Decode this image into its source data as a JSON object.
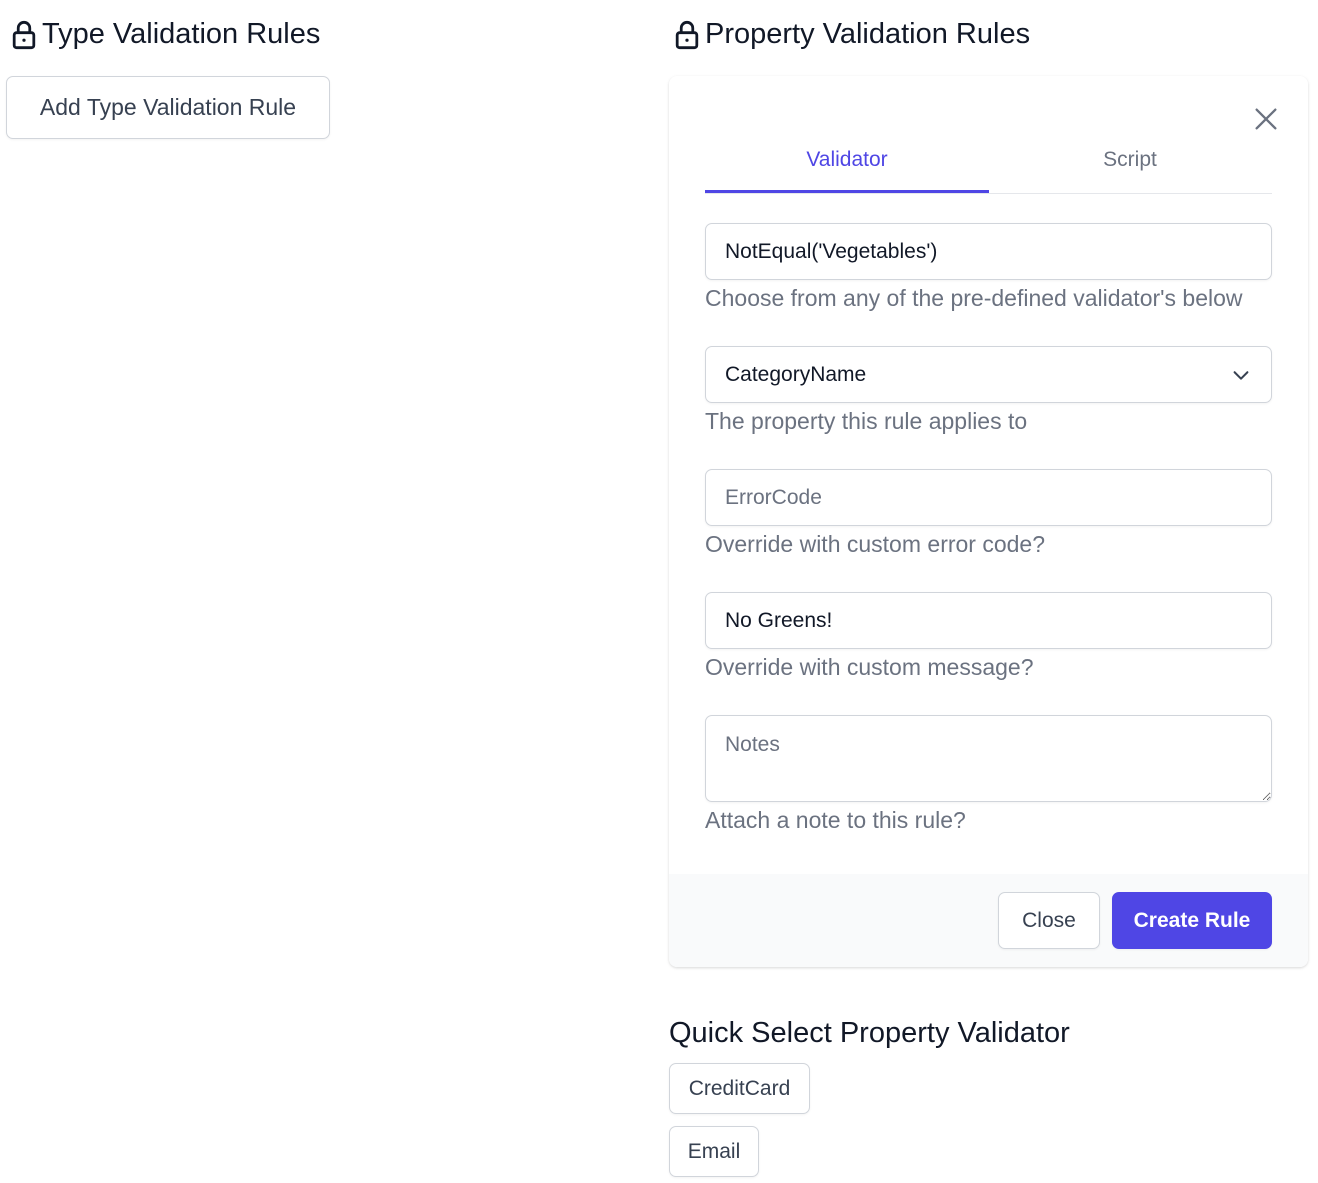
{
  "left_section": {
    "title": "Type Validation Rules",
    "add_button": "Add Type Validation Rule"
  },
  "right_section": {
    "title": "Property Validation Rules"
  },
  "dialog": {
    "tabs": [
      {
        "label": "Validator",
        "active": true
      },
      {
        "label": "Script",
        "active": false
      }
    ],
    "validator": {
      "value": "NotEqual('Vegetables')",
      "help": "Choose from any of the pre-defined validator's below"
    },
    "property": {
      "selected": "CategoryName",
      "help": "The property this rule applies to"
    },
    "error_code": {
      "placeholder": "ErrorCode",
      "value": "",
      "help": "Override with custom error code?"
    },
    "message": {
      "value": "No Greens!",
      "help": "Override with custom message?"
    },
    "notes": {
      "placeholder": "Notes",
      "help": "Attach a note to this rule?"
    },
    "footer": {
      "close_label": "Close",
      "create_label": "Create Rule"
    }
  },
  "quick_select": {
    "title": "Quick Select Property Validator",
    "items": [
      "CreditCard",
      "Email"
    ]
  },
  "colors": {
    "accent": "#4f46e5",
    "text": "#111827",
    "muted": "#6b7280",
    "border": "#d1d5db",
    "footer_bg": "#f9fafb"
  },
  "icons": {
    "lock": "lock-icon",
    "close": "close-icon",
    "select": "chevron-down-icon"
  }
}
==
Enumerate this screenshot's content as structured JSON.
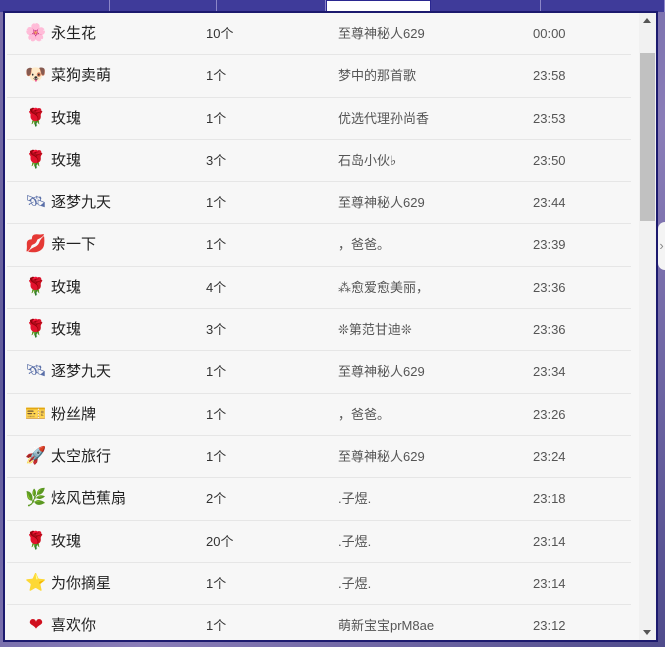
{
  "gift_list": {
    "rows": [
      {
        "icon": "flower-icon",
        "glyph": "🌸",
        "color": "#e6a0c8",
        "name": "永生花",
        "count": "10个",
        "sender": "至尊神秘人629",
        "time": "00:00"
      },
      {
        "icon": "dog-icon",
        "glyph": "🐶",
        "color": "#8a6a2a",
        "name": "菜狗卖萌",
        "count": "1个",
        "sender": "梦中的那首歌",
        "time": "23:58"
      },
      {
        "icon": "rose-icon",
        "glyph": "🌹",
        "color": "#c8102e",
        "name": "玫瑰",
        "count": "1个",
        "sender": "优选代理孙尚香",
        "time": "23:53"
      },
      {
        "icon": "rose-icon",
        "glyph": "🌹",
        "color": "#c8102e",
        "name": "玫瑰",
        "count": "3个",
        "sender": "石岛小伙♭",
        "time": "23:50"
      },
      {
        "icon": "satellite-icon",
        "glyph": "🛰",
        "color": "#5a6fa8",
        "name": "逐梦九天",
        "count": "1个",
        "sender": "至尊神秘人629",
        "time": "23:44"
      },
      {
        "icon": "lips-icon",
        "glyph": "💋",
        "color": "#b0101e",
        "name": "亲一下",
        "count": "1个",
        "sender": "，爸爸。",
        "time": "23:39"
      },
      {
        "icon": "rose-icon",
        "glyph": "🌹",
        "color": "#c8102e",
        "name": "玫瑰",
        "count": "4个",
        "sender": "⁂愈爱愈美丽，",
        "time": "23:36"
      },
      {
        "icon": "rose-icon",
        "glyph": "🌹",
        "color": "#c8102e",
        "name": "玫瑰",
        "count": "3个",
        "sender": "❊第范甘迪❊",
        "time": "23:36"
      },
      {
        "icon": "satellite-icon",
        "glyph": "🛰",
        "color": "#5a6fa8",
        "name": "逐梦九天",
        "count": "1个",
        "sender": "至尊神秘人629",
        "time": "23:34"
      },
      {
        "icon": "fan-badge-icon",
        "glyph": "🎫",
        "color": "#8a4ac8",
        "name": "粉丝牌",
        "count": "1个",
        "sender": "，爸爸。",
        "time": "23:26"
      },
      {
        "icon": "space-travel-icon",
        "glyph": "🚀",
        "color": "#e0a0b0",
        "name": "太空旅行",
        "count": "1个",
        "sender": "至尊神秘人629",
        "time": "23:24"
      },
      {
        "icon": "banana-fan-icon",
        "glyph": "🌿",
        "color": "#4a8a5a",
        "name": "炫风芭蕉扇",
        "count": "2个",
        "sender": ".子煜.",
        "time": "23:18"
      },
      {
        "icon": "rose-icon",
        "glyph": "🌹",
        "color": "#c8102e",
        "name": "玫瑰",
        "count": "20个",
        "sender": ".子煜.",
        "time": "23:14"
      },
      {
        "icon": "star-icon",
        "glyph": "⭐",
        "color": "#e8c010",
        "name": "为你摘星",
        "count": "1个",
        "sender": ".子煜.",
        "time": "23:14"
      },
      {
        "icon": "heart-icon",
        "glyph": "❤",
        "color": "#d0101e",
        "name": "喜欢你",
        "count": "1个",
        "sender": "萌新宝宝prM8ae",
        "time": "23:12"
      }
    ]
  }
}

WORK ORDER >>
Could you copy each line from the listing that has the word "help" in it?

SOLUTION >>
      "help": "Choose from any of the pre-defined validator's below"
      "help": "The property this rule applies to"
      "help": "Override with custom error code?"
      "help": "Override with custom message?"
      "help": "Attach a note to this rule?"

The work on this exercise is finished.